### Problem to work on
Write only the number of lines in the entries that hold the string "Game".

### Data to process
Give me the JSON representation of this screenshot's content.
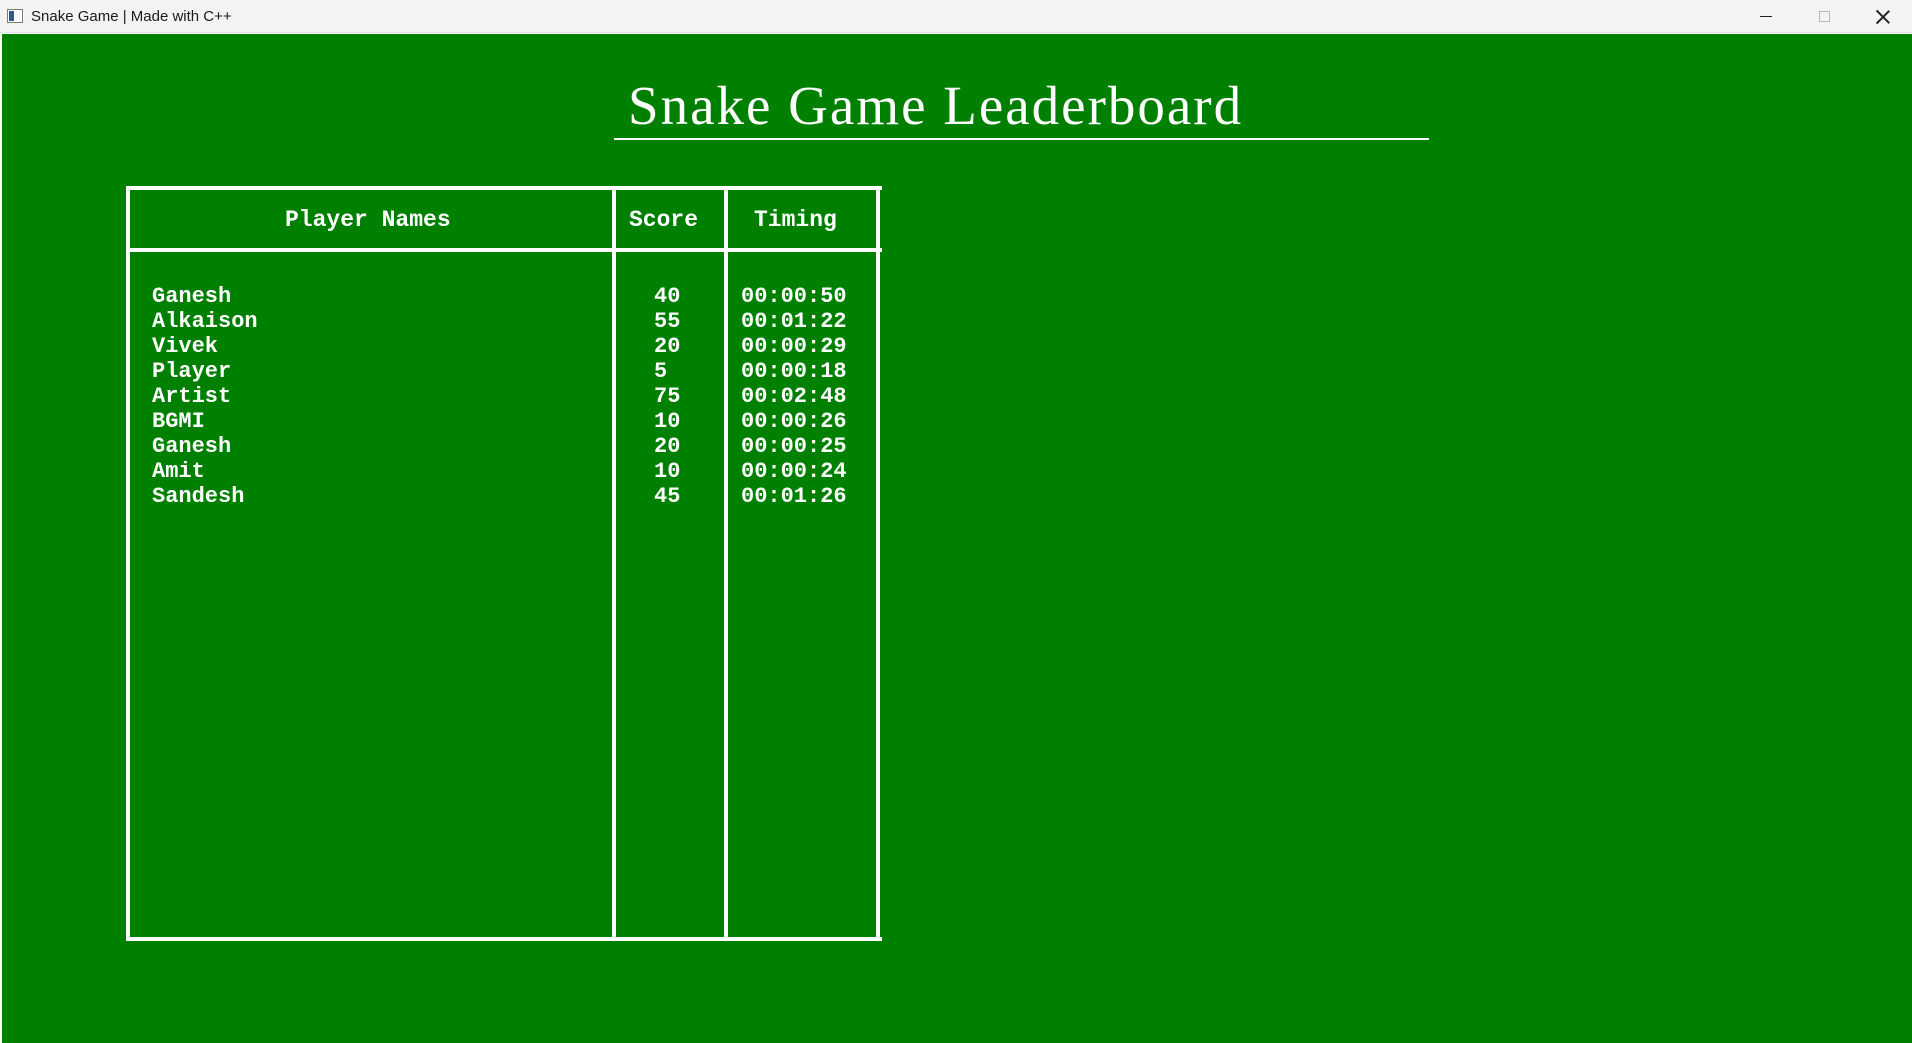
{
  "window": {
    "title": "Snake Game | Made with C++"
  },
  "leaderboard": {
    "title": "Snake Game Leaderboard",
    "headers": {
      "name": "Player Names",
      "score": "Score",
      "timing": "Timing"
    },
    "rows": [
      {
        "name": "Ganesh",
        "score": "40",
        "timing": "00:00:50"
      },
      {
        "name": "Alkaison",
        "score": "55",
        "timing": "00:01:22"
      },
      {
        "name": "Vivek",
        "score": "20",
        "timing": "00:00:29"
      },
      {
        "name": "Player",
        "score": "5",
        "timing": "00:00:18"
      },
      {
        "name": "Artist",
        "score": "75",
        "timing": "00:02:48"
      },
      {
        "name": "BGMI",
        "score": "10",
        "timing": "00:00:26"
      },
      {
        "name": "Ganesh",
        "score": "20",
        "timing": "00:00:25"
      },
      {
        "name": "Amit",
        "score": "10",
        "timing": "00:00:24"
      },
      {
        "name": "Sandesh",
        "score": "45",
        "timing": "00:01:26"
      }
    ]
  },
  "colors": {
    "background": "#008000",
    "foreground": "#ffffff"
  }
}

### Result for this exercise
2